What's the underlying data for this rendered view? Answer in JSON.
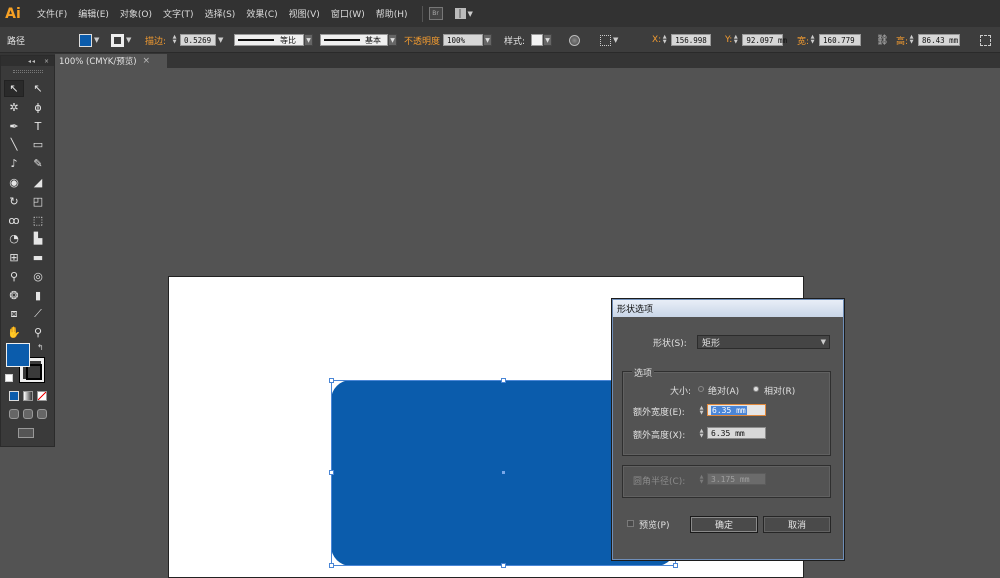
{
  "app": {
    "logo_text": "Ai",
    "brand_color": "#f7a125"
  },
  "menu": {
    "items": [
      "文件(F)",
      "编辑(E)",
      "对象(O)",
      "文字(T)",
      "选择(S)",
      "效果(C)",
      "视图(V)",
      "窗口(W)",
      "帮助(H)"
    ],
    "bridge_label": "Br"
  },
  "control_bar": {
    "object_type": "路径",
    "fill_color": "#0b5cac",
    "stroke_label": "描边:",
    "stroke_weight": "0.5269",
    "stroke_profile": "等比",
    "brush_label": "基本",
    "opacity_label": "不透明度",
    "opacity_value": "100%",
    "style_label": "样式:",
    "x_label": "X:",
    "x_value": "156.998",
    "y_label": "Y:",
    "y_value": "92.097 mm",
    "w_label": "宽:",
    "w_value": "160.779",
    "h_label": "高:",
    "h_value": "86.43 mm"
  },
  "document_tab": {
    "title": "100% (CMYK/预览)",
    "close_label": "×"
  },
  "toolbox": {
    "fill_color": "#0b5cac",
    "stroke_color": "#ffffff",
    "tools": [
      [
        "selection-tool-icon",
        "direct-selection-tool-icon"
      ],
      [
        "magic-wand-tool-icon",
        "lasso-tool-icon"
      ],
      [
        "pen-tool-icon",
        "type-tool-icon"
      ],
      [
        "line-segment-tool-icon",
        "rounded-rectangle-tool-icon"
      ],
      [
        "paintbrush-tool-icon",
        "pencil-tool-icon"
      ],
      [
        "blob-brush-tool-icon",
        "eraser-tool-icon"
      ],
      [
        "rotate-tool-icon",
        "scale-tool-icon"
      ],
      [
        "warp-tool-icon",
        "free-transform-tool-icon"
      ],
      [
        "shape-builder-tool-icon",
        "perspective-grid-tool-icon"
      ],
      [
        "mesh-tool-icon",
        "gradient-tool-icon"
      ],
      [
        "eyedropper-tool-icon",
        "blend-tool-icon"
      ],
      [
        "symbol-sprayer-tool-icon",
        "column-graph-tool-icon"
      ],
      [
        "artboard-tool-icon",
        "slice-tool-icon"
      ],
      [
        "hand-tool-icon",
        "zoom-tool-icon"
      ]
    ],
    "tool_glyphs": [
      [
        "↖",
        "↖"
      ],
      [
        "✲",
        "ϕ"
      ],
      [
        "✒",
        "T"
      ],
      [
        "╲",
        "▭"
      ],
      [
        "♪",
        "✎"
      ],
      [
        "◉",
        "◢"
      ],
      [
        "↻",
        "◰"
      ],
      [
        "ꝏ",
        "⬚"
      ],
      [
        "◔",
        "▙"
      ],
      [
        "⊞",
        "▬"
      ],
      [
        "⚲",
        "◎"
      ],
      [
        "❂",
        "▮"
      ],
      [
        "⧈",
        "⟋"
      ],
      [
        "✋",
        "⚲"
      ]
    ]
  },
  "dialog": {
    "title": "形状选项",
    "shape_label": "形状(S):",
    "shape_value": "矩形",
    "options_group": "选项",
    "size_label": "大小:",
    "size_absolute": "绝对(A)",
    "size_relative": "相对(R)",
    "size_selected": "relative",
    "extra_width_label": "额外宽度(E):",
    "extra_width_value": "6.35 mm",
    "extra_height_label": "额外高度(X):",
    "extra_height_value": "6.35 mm",
    "corner_radius_label": "圆角半径(C):",
    "corner_radius_value": "3.175 mm",
    "preview_label": "预览(P)",
    "preview_checked": false,
    "ok_label": "确定",
    "cancel_label": "取消"
  }
}
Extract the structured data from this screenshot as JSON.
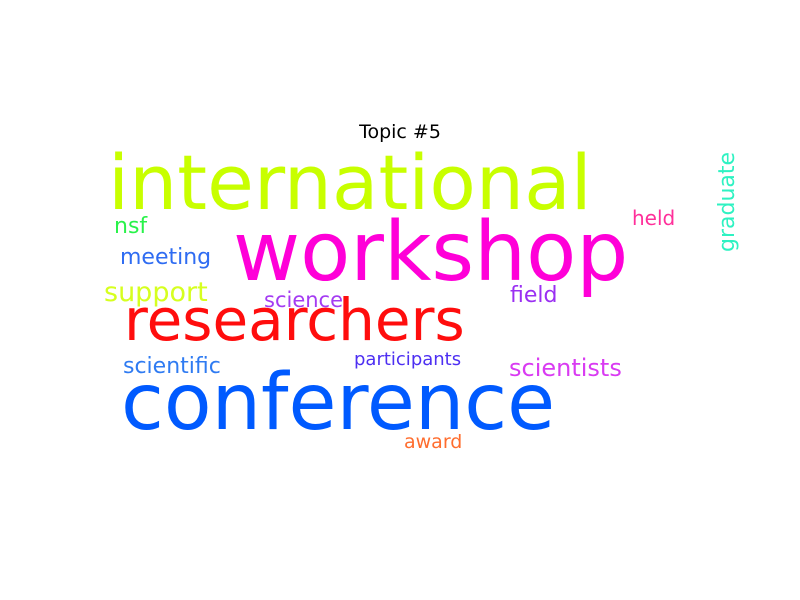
{
  "figure": {
    "title": "Topic #5"
  },
  "wordcloud": {
    "words": [
      {
        "text": "international",
        "color": "#c8ff00"
      },
      {
        "text": "workshop",
        "color": "#ff00d8"
      },
      {
        "text": "researchers",
        "color": "#ff0d0d"
      },
      {
        "text": "conference",
        "color": "#005aff"
      },
      {
        "text": "nsf",
        "color": "#29f24a"
      },
      {
        "text": "meeting",
        "color": "#2f6cf2"
      },
      {
        "text": "support",
        "color": "#d6ff1f"
      },
      {
        "text": "science",
        "color": "#a43bf2"
      },
      {
        "text": "field",
        "color": "#9a2ff2"
      },
      {
        "text": "held",
        "color": "#ff2f9a"
      },
      {
        "text": "graduate",
        "color": "#2ef2c2"
      },
      {
        "text": "scientific",
        "color": "#2f7bf2"
      },
      {
        "text": "participants",
        "color": "#4d2ff2"
      },
      {
        "text": "scientists",
        "color": "#d93bf2"
      },
      {
        "text": "award",
        "color": "#ff6d2e"
      }
    ]
  }
}
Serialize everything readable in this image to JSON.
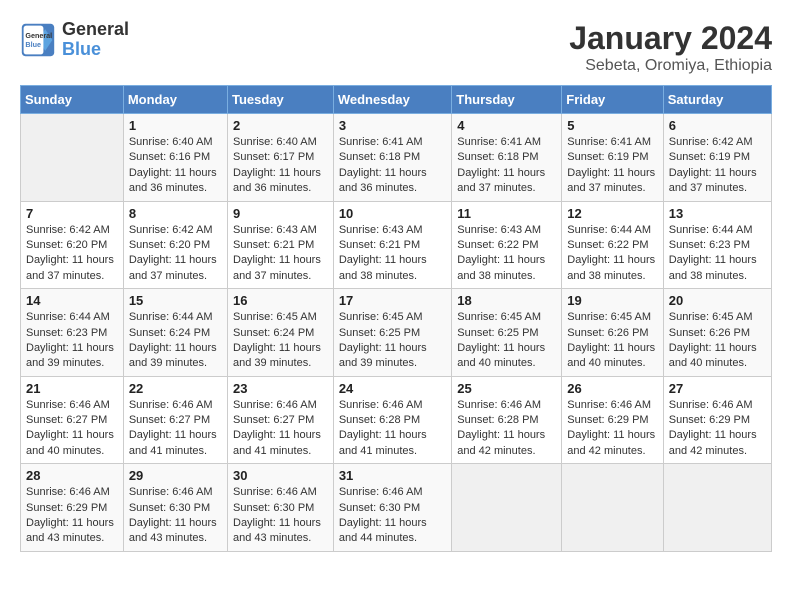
{
  "header": {
    "logo_line1": "General",
    "logo_line2": "Blue",
    "month": "January 2024",
    "location": "Sebeta, Oromiya, Ethiopia"
  },
  "days_of_week": [
    "Sunday",
    "Monday",
    "Tuesday",
    "Wednesday",
    "Thursday",
    "Friday",
    "Saturday"
  ],
  "weeks": [
    [
      {
        "day": "",
        "info": ""
      },
      {
        "day": "1",
        "info": "Sunrise: 6:40 AM\nSunset: 6:16 PM\nDaylight: 11 hours and 36 minutes."
      },
      {
        "day": "2",
        "info": "Sunrise: 6:40 AM\nSunset: 6:17 PM\nDaylight: 11 hours and 36 minutes."
      },
      {
        "day": "3",
        "info": "Sunrise: 6:41 AM\nSunset: 6:18 PM\nDaylight: 11 hours and 36 minutes."
      },
      {
        "day": "4",
        "info": "Sunrise: 6:41 AM\nSunset: 6:18 PM\nDaylight: 11 hours and 37 minutes."
      },
      {
        "day": "5",
        "info": "Sunrise: 6:41 AM\nSunset: 6:19 PM\nDaylight: 11 hours and 37 minutes."
      },
      {
        "day": "6",
        "info": "Sunrise: 6:42 AM\nSunset: 6:19 PM\nDaylight: 11 hours and 37 minutes."
      }
    ],
    [
      {
        "day": "7",
        "info": "Sunrise: 6:42 AM\nSunset: 6:20 PM\nDaylight: 11 hours and 37 minutes."
      },
      {
        "day": "8",
        "info": "Sunrise: 6:42 AM\nSunset: 6:20 PM\nDaylight: 11 hours and 37 minutes."
      },
      {
        "day": "9",
        "info": "Sunrise: 6:43 AM\nSunset: 6:21 PM\nDaylight: 11 hours and 37 minutes."
      },
      {
        "day": "10",
        "info": "Sunrise: 6:43 AM\nSunset: 6:21 PM\nDaylight: 11 hours and 38 minutes."
      },
      {
        "day": "11",
        "info": "Sunrise: 6:43 AM\nSunset: 6:22 PM\nDaylight: 11 hours and 38 minutes."
      },
      {
        "day": "12",
        "info": "Sunrise: 6:44 AM\nSunset: 6:22 PM\nDaylight: 11 hours and 38 minutes."
      },
      {
        "day": "13",
        "info": "Sunrise: 6:44 AM\nSunset: 6:23 PM\nDaylight: 11 hours and 38 minutes."
      }
    ],
    [
      {
        "day": "14",
        "info": "Sunrise: 6:44 AM\nSunset: 6:23 PM\nDaylight: 11 hours and 39 minutes."
      },
      {
        "day": "15",
        "info": "Sunrise: 6:44 AM\nSunset: 6:24 PM\nDaylight: 11 hours and 39 minutes."
      },
      {
        "day": "16",
        "info": "Sunrise: 6:45 AM\nSunset: 6:24 PM\nDaylight: 11 hours and 39 minutes."
      },
      {
        "day": "17",
        "info": "Sunrise: 6:45 AM\nSunset: 6:25 PM\nDaylight: 11 hours and 39 minutes."
      },
      {
        "day": "18",
        "info": "Sunrise: 6:45 AM\nSunset: 6:25 PM\nDaylight: 11 hours and 40 minutes."
      },
      {
        "day": "19",
        "info": "Sunrise: 6:45 AM\nSunset: 6:26 PM\nDaylight: 11 hours and 40 minutes."
      },
      {
        "day": "20",
        "info": "Sunrise: 6:45 AM\nSunset: 6:26 PM\nDaylight: 11 hours and 40 minutes."
      }
    ],
    [
      {
        "day": "21",
        "info": "Sunrise: 6:46 AM\nSunset: 6:27 PM\nDaylight: 11 hours and 40 minutes."
      },
      {
        "day": "22",
        "info": "Sunrise: 6:46 AM\nSunset: 6:27 PM\nDaylight: 11 hours and 41 minutes."
      },
      {
        "day": "23",
        "info": "Sunrise: 6:46 AM\nSunset: 6:27 PM\nDaylight: 11 hours and 41 minutes."
      },
      {
        "day": "24",
        "info": "Sunrise: 6:46 AM\nSunset: 6:28 PM\nDaylight: 11 hours and 41 minutes."
      },
      {
        "day": "25",
        "info": "Sunrise: 6:46 AM\nSunset: 6:28 PM\nDaylight: 11 hours and 42 minutes."
      },
      {
        "day": "26",
        "info": "Sunrise: 6:46 AM\nSunset: 6:29 PM\nDaylight: 11 hours and 42 minutes."
      },
      {
        "day": "27",
        "info": "Sunrise: 6:46 AM\nSunset: 6:29 PM\nDaylight: 11 hours and 42 minutes."
      }
    ],
    [
      {
        "day": "28",
        "info": "Sunrise: 6:46 AM\nSunset: 6:29 PM\nDaylight: 11 hours and 43 minutes."
      },
      {
        "day": "29",
        "info": "Sunrise: 6:46 AM\nSunset: 6:30 PM\nDaylight: 11 hours and 43 minutes."
      },
      {
        "day": "30",
        "info": "Sunrise: 6:46 AM\nSunset: 6:30 PM\nDaylight: 11 hours and 43 minutes."
      },
      {
        "day": "31",
        "info": "Sunrise: 6:46 AM\nSunset: 6:30 PM\nDaylight: 11 hours and 44 minutes."
      },
      {
        "day": "",
        "info": ""
      },
      {
        "day": "",
        "info": ""
      },
      {
        "day": "",
        "info": ""
      }
    ]
  ]
}
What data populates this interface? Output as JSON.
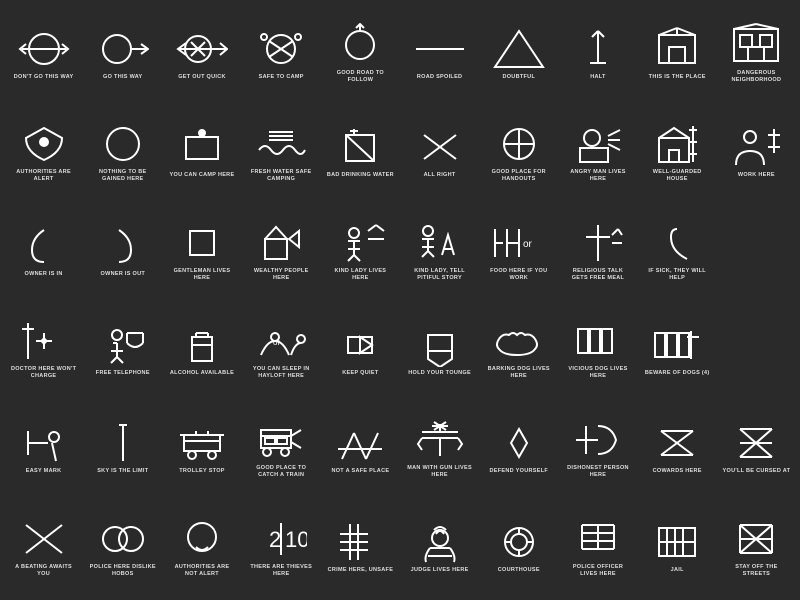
{
  "cells": [
    {
      "id": "dont-go-this-way",
      "label": "DON'T GO THIS WAY"
    },
    {
      "id": "go-this-way",
      "label": "GO THIS WAY"
    },
    {
      "id": "get-out-quick",
      "label": "GET OUT QUICK"
    },
    {
      "id": "safe-to-camp",
      "label": "SAFE TO CAMP"
    },
    {
      "id": "good-road-to-follow",
      "label": "GOOD ROAD TO FOLLOW"
    },
    {
      "id": "road-spoiled",
      "label": "ROAD SPOILED"
    },
    {
      "id": "doubtful",
      "label": "DOUBTFUL"
    },
    {
      "id": "halt",
      "label": "HALT"
    },
    {
      "id": "this-is-the-place",
      "label": "THIS IS THE PLACE"
    },
    {
      "id": "dangerous-neighborhood",
      "label": "DANGEROUS NEIGHBORHOOD"
    },
    {
      "id": "authorities-are-alert",
      "label": "AUTHORITIES ARE ALERT"
    },
    {
      "id": "nothing-to-be-gained-here",
      "label": "NOTHING TO BE GAINED HERE"
    },
    {
      "id": "you-can-camp-here",
      "label": "YOU CAN CAMP HERE"
    },
    {
      "id": "fresh-water-safe-camping",
      "label": "FRESH WATER SAFE CAMPING"
    },
    {
      "id": "bad-drinking-water",
      "label": "BAD DRINKING WATER"
    },
    {
      "id": "all-right",
      "label": "ALL RIGHT"
    },
    {
      "id": "good-place-for-handouts",
      "label": "GOOD PLACE FOR HANDOUTS"
    },
    {
      "id": "angry-man-lives-here",
      "label": "ANGRY MAN LIVES HERE"
    },
    {
      "id": "well-guarded-house",
      "label": "WELL-GUARDED HOUSE"
    },
    {
      "id": "work-here",
      "label": "WORK HERE"
    },
    {
      "id": "owner-is-in",
      "label": "OWNER IS IN"
    },
    {
      "id": "owner-is-out",
      "label": "OWNER IS OUT"
    },
    {
      "id": "gentleman-lives-here",
      "label": "GENTLEMAN LIVES HERE"
    },
    {
      "id": "wealthy-people-here",
      "label": "WEALTHY PEOPLE HERE"
    },
    {
      "id": "kind-lady-lives-here",
      "label": "KIND LADY LIVES HERE"
    },
    {
      "id": "kind-lady-tell-pitiful-story",
      "label": "KIND LADY, TELL PITIFUL STORY"
    },
    {
      "id": "food-here-if-you-work",
      "label": "FOOD HERE IF YOU WORK"
    },
    {
      "id": "religious-talk-gets-free-meal",
      "label": "RELIGIOUS TALK GETS FREE MEAL"
    },
    {
      "id": "if-sick-they-will-help",
      "label": "IF SICK, THEY WILL HELP"
    },
    {
      "id": "placeholder1",
      "label": ""
    },
    {
      "id": "doctor-here-wont-charge",
      "label": "DOCTOR HERE WON'T CHARGE"
    },
    {
      "id": "free-telephone",
      "label": "FREE TELEPHONE"
    },
    {
      "id": "alcohol-available",
      "label": "ALCOHOL AVAILABLE"
    },
    {
      "id": "you-can-sleep-in-hayloft-here",
      "label": "YOU CAN SLEEP IN HAYLOFT HERE"
    },
    {
      "id": "keep-quiet",
      "label": "KEEP QUIET"
    },
    {
      "id": "hold-your-tounge",
      "label": "HOLD YOUR TOUNGE"
    },
    {
      "id": "barking-dog-lives-here",
      "label": "BARKING DOG LIVES HERE"
    },
    {
      "id": "vicious-dog-lives-here",
      "label": "VICIOUS DOG LIVES HERE"
    },
    {
      "id": "beware-of-dogs-4",
      "label": "BEWARE OF DOGS (4)"
    },
    {
      "id": "placeholder2",
      "label": ""
    },
    {
      "id": "easy-mark",
      "label": "EASY MARK"
    },
    {
      "id": "sky-is-the-limit",
      "label": "SKY IS THE LIMIT"
    },
    {
      "id": "trolley-stop",
      "label": "TROLLEY STOP"
    },
    {
      "id": "good-place-to-catch-a-train",
      "label": "GOOD PLACE TO CATCH A TRAIN"
    },
    {
      "id": "not-a-safe-place",
      "label": "NOT A SAFE PLACE"
    },
    {
      "id": "man-with-gun-lives-here",
      "label": "MAN WITH GUN LIVES HERE"
    },
    {
      "id": "defend-yourself",
      "label": "DEFEND YOURSELF"
    },
    {
      "id": "dishonest-person-here",
      "label": "DISHONEST PERSON HERE"
    },
    {
      "id": "cowards-here",
      "label": "COWARDS HERE"
    },
    {
      "id": "youll-be-cursed-at",
      "label": "YOU'LL BE CURSED AT"
    },
    {
      "id": "a-beating-awaits-you",
      "label": "A BEATING AWAITS YOU"
    },
    {
      "id": "police-here-dislike-hobos",
      "label": "POLICE HERE DISLIKE HOBOS"
    },
    {
      "id": "authorities-are-not-alert",
      "label": "AUTHORITIES ARE NOT ALERT"
    },
    {
      "id": "there-are-thieves-here",
      "label": "THERE ARE THIEVES HERE"
    },
    {
      "id": "crime-here-unsafe",
      "label": "CRIME HERE, UNSAFE"
    },
    {
      "id": "judge-lives-here",
      "label": "JUDGE LIVES HERE"
    },
    {
      "id": "courthouse",
      "label": "COURTHOUSE"
    },
    {
      "id": "police-officer-lives-here",
      "label": "POLICE OFFICER LIVES HERE"
    },
    {
      "id": "jail",
      "label": "JAIL"
    },
    {
      "id": "stay-off-the-streets",
      "label": "STAY OFF THE STREETS"
    }
  ]
}
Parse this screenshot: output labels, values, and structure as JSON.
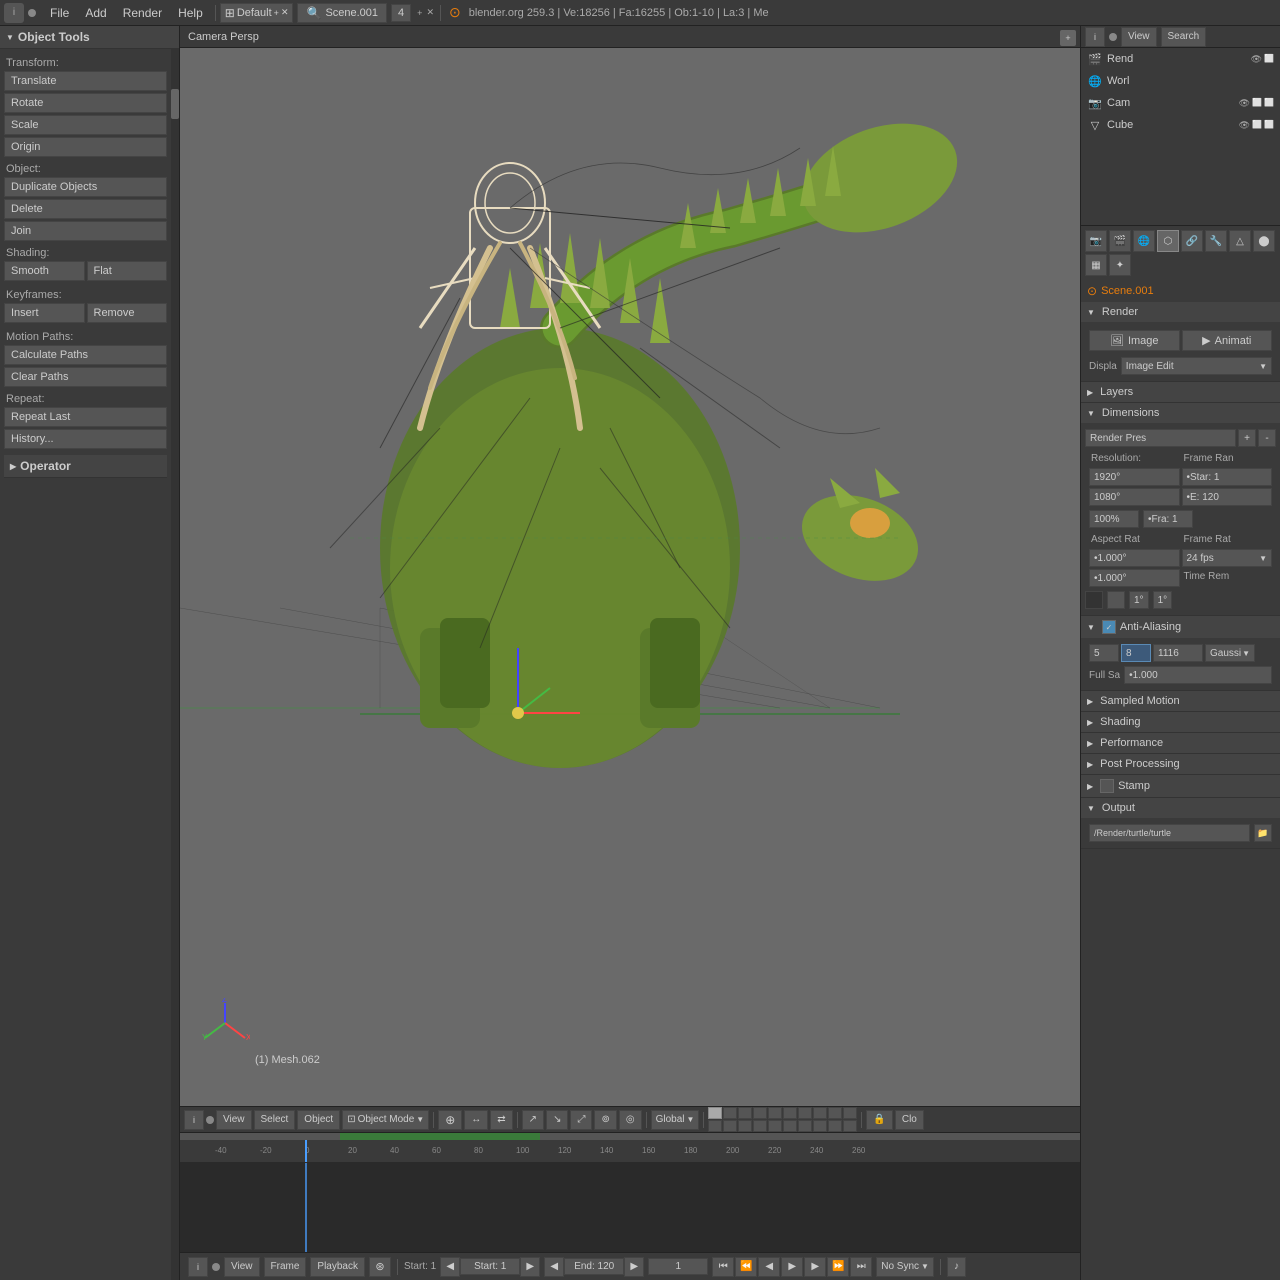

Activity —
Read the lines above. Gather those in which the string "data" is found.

The answer —
What's the underlying data for this rendered view? Answer in JSON.
Extract the structured data from this screenshot as JSON.
What data populates this interface? Output as JSON.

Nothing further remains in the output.